WHAT THE TASK ASKS:
The answer must be a single number: the count of lines in the records below that contain the word "Auckland".

====== RECORD EXCERPTS

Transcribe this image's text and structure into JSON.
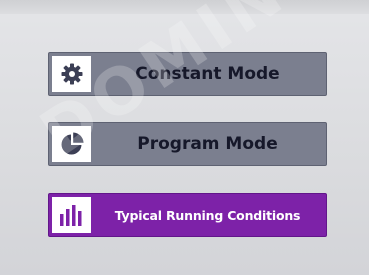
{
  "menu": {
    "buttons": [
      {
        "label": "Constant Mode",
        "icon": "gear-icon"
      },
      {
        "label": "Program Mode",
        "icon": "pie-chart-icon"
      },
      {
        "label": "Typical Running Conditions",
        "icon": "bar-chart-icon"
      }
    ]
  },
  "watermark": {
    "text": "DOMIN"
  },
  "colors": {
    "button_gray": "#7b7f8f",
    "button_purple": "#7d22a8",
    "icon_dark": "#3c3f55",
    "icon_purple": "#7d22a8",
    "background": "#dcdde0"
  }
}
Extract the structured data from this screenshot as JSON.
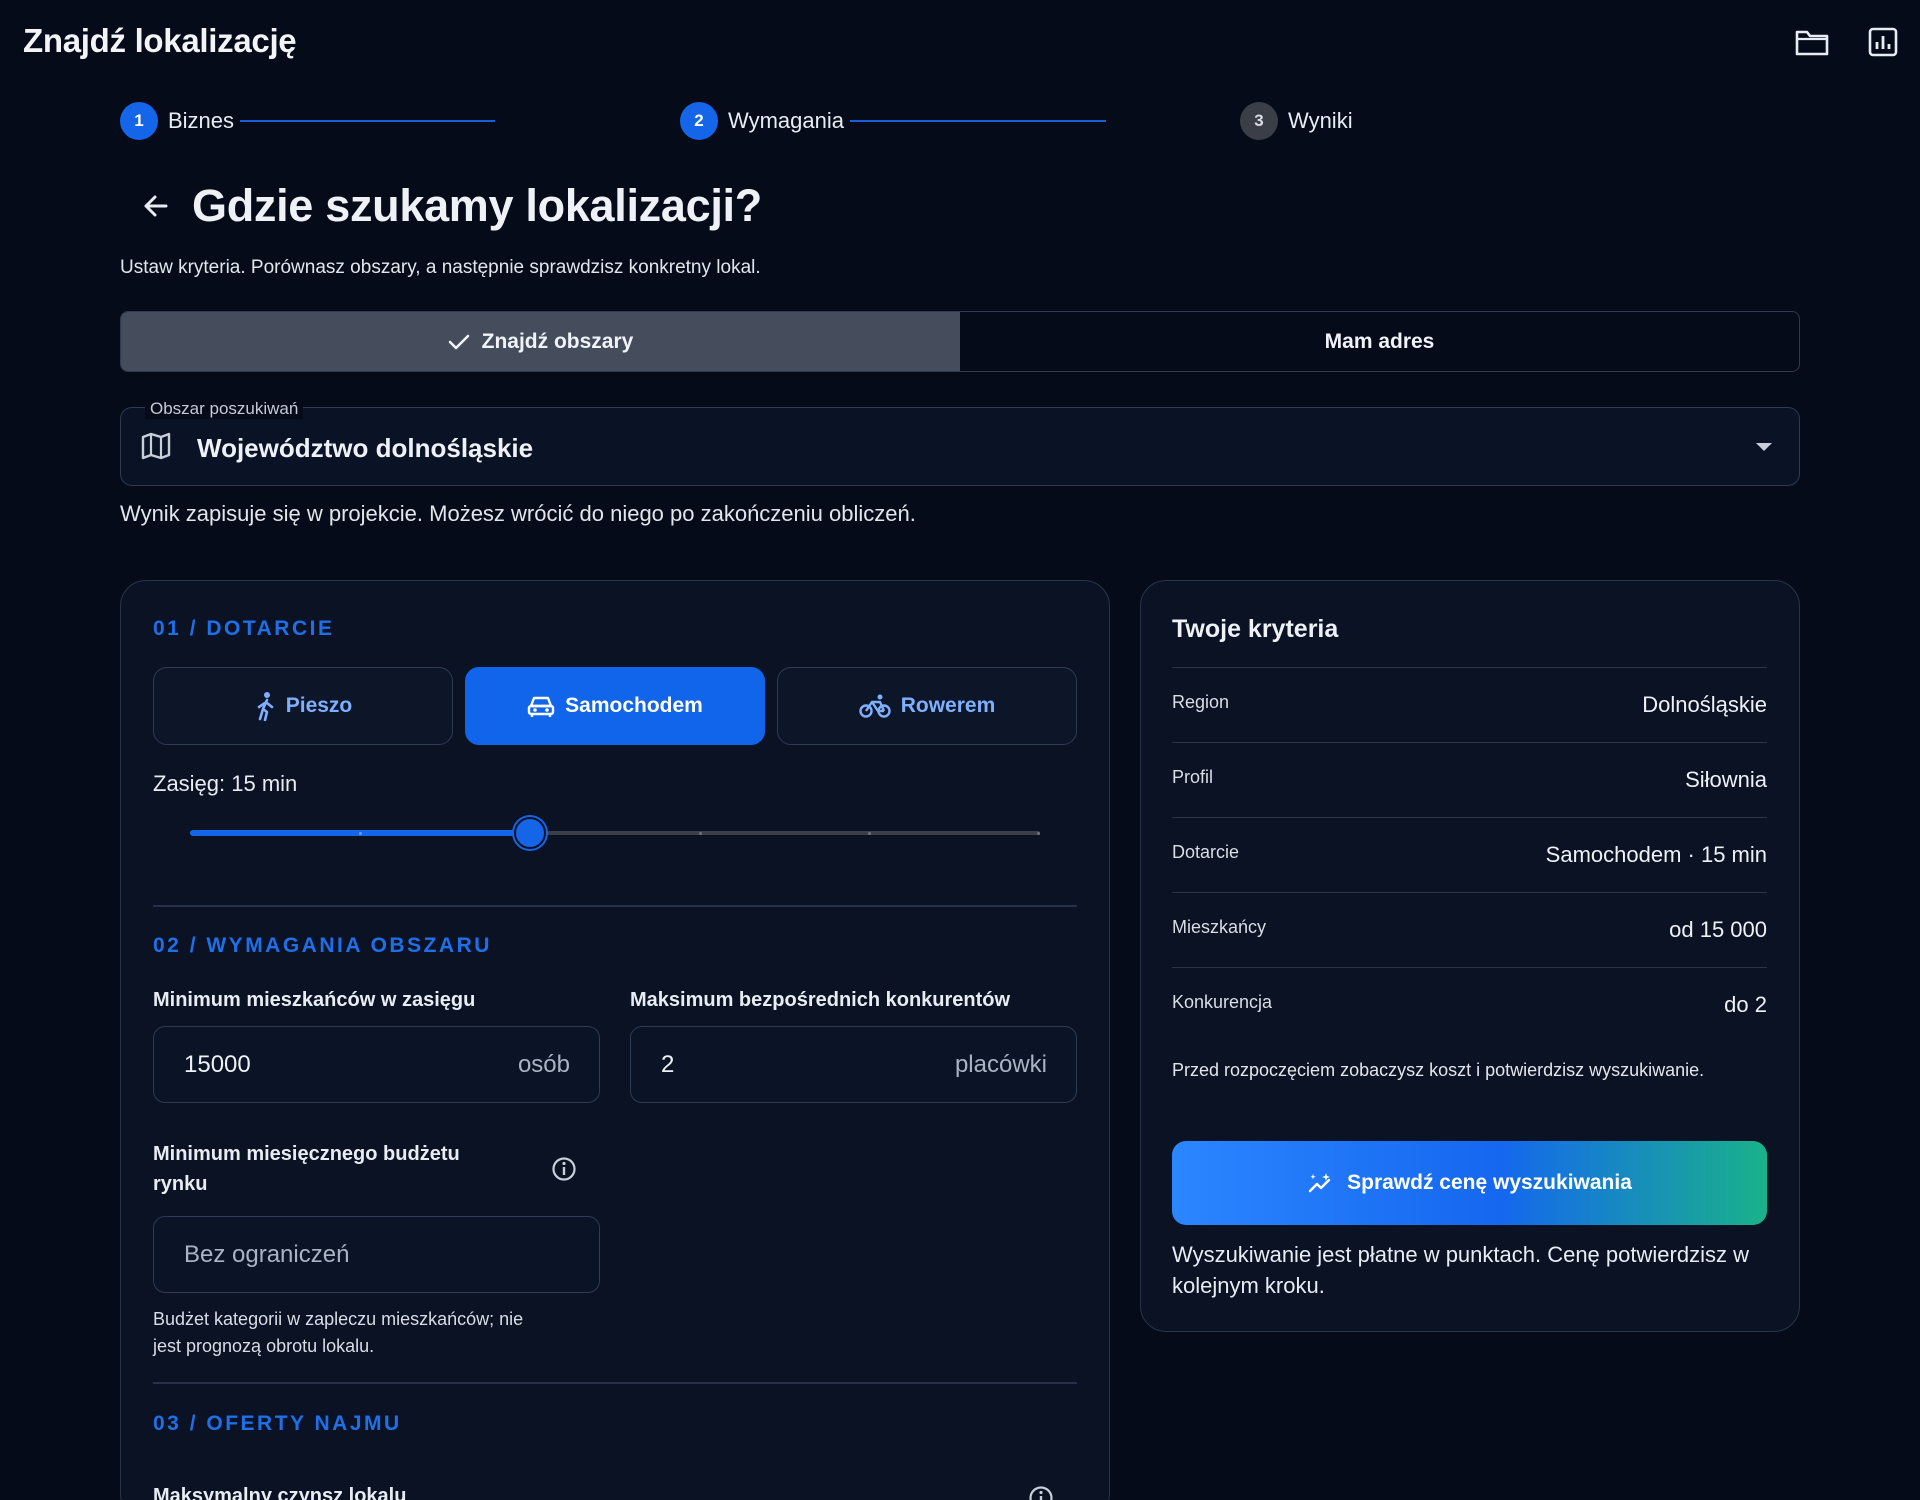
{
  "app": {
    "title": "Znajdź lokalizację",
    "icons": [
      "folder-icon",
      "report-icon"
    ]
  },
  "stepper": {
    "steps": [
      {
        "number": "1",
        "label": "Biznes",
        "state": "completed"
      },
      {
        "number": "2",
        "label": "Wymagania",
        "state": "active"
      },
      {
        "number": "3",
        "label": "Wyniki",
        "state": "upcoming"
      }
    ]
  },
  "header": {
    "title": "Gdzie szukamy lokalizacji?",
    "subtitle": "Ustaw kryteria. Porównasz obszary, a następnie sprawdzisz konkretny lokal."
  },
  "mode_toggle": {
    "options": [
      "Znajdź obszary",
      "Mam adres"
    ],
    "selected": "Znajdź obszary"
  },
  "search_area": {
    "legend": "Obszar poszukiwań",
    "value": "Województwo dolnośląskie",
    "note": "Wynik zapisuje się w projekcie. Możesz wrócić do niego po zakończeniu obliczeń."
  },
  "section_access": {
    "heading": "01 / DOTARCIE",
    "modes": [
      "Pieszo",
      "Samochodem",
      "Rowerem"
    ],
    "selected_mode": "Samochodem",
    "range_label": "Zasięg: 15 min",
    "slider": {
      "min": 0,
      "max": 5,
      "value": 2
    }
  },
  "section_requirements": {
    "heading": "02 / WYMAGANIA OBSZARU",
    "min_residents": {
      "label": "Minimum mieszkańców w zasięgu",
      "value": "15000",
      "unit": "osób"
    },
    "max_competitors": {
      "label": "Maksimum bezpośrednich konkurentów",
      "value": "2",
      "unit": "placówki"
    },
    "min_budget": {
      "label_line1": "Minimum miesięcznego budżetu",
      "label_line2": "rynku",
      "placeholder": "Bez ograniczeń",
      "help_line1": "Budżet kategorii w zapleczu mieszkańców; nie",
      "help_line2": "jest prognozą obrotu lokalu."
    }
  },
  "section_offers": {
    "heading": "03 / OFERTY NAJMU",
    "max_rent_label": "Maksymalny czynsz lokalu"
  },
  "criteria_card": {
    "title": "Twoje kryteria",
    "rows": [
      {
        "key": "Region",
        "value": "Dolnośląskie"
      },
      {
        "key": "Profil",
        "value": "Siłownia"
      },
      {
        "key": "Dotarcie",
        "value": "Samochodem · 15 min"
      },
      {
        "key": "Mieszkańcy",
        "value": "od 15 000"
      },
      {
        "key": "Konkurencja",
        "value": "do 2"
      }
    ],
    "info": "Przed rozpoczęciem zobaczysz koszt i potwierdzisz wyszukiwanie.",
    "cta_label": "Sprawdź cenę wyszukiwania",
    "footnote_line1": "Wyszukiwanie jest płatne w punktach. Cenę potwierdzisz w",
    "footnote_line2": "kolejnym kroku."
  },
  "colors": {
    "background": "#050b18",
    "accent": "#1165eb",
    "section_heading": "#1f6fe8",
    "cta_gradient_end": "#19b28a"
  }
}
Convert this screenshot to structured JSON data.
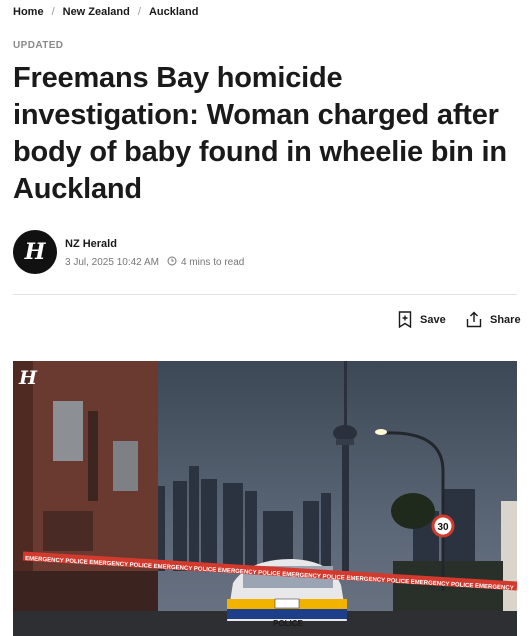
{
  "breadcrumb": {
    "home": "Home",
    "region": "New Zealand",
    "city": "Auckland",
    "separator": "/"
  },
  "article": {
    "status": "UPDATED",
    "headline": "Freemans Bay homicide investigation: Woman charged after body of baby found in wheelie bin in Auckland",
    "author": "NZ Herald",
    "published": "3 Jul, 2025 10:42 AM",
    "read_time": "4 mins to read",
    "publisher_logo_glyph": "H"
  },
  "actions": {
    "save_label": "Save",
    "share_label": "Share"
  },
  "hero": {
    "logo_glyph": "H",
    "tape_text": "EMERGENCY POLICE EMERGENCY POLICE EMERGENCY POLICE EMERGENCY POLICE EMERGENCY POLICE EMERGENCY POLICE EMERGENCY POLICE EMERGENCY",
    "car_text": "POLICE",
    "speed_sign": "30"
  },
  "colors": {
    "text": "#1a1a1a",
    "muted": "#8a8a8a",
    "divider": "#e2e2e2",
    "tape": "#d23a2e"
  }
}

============
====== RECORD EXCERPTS

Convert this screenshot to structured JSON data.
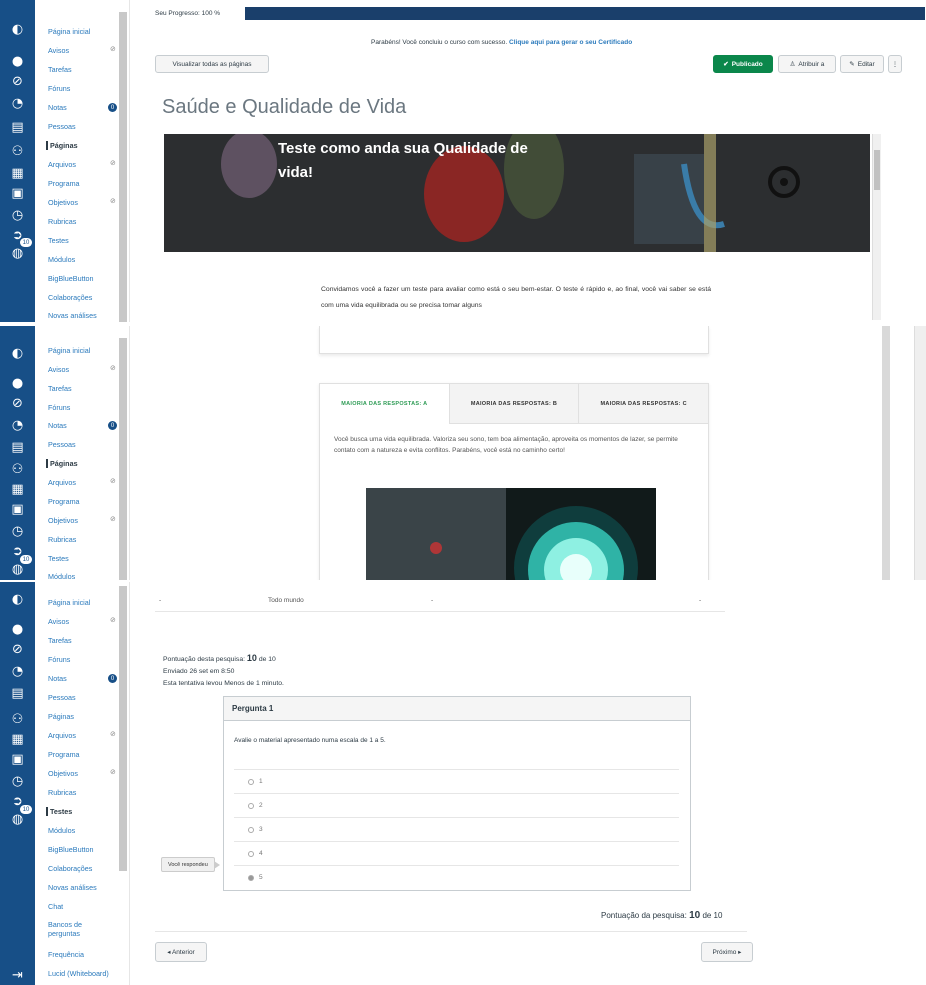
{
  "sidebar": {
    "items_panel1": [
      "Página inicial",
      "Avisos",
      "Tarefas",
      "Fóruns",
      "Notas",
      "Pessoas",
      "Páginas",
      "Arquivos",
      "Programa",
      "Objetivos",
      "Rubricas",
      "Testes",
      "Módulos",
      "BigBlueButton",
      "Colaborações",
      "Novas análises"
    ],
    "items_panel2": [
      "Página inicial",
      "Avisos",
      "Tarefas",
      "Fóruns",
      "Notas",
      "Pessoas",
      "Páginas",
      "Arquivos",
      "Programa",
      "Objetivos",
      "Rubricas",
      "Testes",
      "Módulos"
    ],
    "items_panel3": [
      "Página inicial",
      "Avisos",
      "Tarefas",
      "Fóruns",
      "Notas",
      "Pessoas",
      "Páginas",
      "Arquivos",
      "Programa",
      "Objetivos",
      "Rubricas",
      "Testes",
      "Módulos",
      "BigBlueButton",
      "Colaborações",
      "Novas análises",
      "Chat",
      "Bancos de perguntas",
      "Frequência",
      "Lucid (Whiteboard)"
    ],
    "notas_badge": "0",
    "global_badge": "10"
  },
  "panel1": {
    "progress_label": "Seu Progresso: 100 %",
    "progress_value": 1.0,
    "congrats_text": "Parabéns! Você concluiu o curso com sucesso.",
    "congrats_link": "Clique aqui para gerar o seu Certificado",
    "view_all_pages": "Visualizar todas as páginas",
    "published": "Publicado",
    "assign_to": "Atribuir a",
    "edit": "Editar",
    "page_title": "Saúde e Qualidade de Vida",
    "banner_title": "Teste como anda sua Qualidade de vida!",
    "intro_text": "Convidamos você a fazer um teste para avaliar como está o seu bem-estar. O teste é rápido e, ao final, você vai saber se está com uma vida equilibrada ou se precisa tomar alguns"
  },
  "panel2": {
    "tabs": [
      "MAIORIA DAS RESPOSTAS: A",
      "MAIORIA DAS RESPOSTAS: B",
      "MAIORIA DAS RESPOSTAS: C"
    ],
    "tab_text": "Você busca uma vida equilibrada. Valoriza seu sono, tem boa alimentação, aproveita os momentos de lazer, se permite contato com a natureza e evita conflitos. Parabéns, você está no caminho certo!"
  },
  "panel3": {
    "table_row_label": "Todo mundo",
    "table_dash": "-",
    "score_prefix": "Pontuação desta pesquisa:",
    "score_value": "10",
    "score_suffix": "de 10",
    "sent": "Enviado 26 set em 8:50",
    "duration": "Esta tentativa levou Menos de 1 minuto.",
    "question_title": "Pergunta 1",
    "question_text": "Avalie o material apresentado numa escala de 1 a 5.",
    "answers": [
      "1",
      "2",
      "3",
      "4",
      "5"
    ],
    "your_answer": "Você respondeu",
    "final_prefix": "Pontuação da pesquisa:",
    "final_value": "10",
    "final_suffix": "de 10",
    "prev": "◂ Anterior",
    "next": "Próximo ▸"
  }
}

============

REPLY TO THE EXERCISE:
2